:: REQUIRED WORK ::
Look through the data below. Collect every line where the word "promotion" occurs.

:: LISTED ENTRIES ::
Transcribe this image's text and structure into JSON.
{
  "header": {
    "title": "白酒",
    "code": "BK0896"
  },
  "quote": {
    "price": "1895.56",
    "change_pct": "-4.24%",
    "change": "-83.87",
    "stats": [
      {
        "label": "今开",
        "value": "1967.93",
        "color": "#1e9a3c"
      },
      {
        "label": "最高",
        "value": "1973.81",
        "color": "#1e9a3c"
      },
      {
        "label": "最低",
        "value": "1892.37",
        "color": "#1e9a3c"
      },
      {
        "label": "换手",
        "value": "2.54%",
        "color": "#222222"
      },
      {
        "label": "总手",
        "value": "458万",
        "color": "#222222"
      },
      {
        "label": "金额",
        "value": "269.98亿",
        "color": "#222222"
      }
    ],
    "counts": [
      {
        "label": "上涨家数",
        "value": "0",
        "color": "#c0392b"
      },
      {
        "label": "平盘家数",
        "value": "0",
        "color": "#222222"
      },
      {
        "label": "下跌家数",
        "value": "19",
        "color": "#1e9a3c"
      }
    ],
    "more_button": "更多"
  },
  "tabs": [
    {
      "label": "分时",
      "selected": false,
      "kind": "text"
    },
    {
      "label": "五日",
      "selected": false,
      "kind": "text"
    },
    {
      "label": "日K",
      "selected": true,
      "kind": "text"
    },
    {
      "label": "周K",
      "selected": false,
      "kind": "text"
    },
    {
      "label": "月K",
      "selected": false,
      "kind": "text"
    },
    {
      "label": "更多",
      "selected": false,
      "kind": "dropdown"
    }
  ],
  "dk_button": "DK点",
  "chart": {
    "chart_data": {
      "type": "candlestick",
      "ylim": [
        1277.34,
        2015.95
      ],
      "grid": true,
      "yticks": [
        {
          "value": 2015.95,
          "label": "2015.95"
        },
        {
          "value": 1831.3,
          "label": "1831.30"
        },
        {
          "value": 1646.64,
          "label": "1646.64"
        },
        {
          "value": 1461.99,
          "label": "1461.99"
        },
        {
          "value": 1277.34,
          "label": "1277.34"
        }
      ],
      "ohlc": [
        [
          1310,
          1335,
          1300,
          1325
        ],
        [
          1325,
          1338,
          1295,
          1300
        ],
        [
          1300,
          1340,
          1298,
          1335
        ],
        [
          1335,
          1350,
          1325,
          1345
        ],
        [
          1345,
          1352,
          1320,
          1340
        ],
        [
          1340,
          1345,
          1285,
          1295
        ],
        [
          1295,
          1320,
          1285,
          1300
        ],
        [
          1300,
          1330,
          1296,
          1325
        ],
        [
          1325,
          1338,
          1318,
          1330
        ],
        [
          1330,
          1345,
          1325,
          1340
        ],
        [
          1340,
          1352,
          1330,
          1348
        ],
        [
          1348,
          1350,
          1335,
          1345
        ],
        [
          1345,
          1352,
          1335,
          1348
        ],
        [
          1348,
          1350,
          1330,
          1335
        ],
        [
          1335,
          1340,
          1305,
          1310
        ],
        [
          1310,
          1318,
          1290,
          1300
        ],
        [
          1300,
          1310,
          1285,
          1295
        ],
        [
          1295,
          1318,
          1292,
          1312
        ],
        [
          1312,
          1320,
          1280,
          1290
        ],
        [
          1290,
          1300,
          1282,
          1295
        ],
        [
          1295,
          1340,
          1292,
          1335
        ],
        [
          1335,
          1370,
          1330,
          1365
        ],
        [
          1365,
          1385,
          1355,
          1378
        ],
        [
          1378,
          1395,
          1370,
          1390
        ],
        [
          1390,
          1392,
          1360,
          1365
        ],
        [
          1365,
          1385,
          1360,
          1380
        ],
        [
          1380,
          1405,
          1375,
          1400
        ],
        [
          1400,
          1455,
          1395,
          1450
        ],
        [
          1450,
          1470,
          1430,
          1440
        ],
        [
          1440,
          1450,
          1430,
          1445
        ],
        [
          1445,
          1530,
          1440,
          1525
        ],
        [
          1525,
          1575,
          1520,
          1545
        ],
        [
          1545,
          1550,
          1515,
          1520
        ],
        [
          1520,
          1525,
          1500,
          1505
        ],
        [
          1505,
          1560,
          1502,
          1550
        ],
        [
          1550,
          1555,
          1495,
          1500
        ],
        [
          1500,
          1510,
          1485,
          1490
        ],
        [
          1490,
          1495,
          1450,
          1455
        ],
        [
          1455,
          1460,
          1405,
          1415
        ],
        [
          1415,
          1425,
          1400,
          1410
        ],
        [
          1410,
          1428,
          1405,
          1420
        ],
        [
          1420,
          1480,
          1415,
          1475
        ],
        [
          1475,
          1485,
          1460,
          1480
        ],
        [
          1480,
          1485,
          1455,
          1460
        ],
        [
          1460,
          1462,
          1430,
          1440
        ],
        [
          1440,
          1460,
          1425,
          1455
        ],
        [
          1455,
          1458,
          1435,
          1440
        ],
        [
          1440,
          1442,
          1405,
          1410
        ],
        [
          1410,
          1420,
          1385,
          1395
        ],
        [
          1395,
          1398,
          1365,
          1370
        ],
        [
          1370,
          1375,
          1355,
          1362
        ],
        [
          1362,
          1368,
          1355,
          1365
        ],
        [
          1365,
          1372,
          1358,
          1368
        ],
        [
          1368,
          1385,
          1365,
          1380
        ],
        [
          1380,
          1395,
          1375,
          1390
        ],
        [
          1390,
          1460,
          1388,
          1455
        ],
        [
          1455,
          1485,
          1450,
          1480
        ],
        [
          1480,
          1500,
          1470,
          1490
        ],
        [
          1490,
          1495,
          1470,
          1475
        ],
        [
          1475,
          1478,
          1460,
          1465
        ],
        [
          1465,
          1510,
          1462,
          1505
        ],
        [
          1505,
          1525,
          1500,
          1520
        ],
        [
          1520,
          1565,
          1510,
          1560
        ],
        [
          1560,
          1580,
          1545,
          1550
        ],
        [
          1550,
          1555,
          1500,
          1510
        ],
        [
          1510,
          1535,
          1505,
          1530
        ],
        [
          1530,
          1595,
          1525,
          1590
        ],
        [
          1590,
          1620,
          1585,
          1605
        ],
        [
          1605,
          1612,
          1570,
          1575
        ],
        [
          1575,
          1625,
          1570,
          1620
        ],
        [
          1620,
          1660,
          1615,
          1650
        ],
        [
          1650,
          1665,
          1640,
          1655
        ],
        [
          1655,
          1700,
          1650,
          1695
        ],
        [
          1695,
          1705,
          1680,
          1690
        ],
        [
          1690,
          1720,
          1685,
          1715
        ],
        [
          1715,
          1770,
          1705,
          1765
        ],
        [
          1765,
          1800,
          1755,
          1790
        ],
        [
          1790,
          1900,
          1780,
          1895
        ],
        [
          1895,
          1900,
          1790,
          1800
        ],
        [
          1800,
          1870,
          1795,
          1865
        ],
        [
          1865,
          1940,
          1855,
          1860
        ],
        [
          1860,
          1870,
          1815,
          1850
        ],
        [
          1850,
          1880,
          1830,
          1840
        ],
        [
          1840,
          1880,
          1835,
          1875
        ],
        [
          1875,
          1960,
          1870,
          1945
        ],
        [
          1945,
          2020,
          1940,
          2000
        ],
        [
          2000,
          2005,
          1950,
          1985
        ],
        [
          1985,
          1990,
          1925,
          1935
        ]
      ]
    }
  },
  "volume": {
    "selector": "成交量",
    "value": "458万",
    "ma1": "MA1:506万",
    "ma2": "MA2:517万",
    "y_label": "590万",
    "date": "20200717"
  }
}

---

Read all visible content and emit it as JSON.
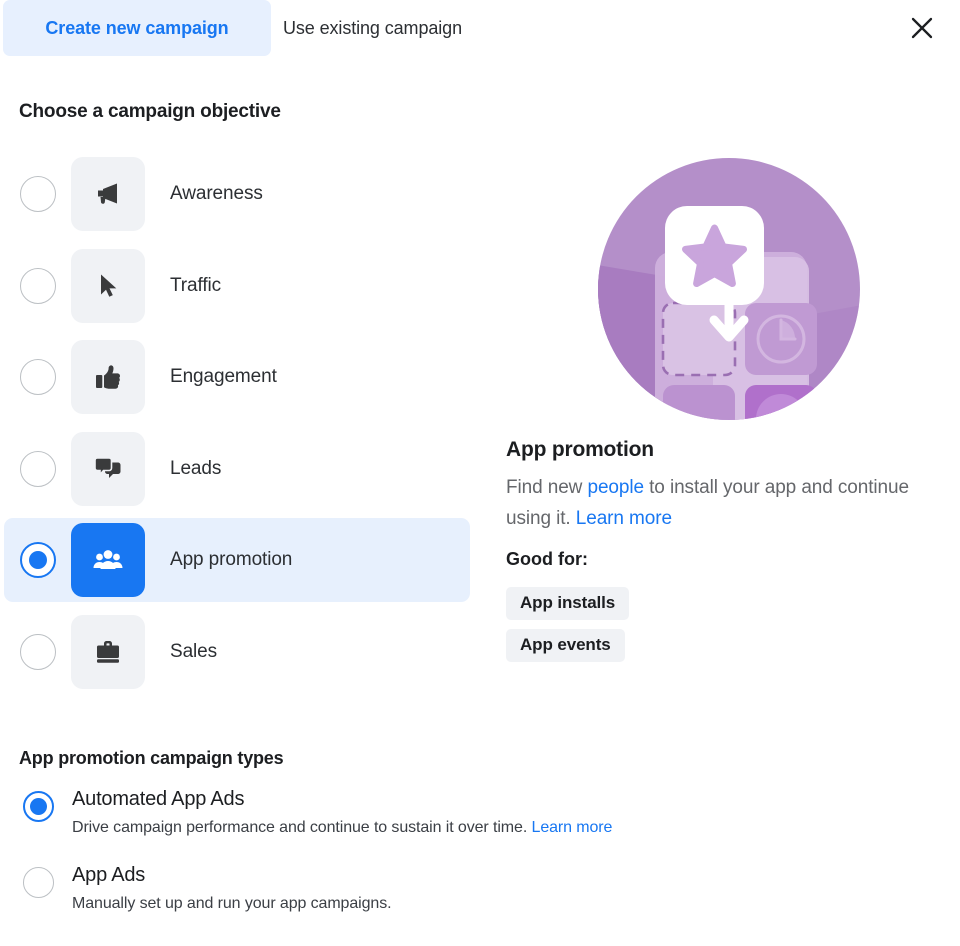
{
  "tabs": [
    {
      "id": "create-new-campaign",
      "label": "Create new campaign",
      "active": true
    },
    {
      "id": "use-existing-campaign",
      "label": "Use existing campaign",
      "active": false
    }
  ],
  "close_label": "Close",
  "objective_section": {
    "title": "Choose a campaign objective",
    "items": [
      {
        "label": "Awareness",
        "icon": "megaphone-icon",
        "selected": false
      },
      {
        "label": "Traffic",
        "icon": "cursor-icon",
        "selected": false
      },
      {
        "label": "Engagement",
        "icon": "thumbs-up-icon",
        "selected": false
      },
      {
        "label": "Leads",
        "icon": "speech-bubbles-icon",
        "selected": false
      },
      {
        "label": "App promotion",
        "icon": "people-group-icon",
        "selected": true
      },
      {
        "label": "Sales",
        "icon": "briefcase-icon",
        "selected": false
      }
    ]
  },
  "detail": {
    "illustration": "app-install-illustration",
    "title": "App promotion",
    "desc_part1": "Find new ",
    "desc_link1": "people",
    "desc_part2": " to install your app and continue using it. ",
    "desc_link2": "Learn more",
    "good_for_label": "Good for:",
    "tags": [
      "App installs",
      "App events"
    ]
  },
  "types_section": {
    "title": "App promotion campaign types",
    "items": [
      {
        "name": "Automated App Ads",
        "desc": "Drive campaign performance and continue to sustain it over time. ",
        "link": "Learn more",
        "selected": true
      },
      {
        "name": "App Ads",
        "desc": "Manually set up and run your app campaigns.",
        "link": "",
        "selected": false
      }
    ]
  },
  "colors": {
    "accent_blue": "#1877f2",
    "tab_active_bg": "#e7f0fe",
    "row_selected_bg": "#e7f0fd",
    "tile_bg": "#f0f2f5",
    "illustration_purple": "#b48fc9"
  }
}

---

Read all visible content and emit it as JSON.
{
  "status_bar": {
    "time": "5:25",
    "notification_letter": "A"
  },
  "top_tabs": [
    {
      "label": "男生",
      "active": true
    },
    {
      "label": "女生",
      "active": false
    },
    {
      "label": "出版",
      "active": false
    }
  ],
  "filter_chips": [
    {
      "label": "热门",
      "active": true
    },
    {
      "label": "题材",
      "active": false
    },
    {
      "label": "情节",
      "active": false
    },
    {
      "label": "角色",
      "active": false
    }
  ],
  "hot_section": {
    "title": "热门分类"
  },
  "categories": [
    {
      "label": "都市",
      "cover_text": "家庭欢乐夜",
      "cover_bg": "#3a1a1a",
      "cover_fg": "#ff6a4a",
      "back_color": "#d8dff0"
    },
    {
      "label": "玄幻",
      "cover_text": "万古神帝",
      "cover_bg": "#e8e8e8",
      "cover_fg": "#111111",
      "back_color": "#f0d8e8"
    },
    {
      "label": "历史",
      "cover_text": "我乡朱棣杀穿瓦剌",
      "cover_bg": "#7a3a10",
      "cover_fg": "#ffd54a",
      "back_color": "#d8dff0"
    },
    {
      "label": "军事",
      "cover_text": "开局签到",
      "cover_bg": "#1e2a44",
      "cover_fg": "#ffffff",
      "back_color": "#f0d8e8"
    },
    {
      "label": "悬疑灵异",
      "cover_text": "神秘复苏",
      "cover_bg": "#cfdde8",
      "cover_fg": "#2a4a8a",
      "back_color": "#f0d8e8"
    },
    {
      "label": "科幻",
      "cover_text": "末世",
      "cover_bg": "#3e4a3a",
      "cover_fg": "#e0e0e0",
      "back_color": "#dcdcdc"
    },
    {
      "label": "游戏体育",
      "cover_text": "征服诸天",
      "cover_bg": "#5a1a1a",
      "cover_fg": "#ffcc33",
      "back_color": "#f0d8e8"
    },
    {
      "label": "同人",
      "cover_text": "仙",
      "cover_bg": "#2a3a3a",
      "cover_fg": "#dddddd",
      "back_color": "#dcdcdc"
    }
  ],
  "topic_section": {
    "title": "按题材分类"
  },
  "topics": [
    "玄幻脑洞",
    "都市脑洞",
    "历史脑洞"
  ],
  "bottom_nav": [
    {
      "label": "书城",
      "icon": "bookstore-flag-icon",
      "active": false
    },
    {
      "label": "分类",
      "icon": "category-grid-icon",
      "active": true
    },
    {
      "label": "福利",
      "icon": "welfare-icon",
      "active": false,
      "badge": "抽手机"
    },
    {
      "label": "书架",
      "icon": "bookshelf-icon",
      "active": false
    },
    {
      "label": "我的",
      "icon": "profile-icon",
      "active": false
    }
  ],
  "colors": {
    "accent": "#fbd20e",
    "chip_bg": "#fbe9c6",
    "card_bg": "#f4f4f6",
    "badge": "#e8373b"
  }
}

:: RESPONSE TO THIS EXERCISE ::
        "label": "App promotion",
    "title": "App promotion",
    "title": "App promotion campaign types",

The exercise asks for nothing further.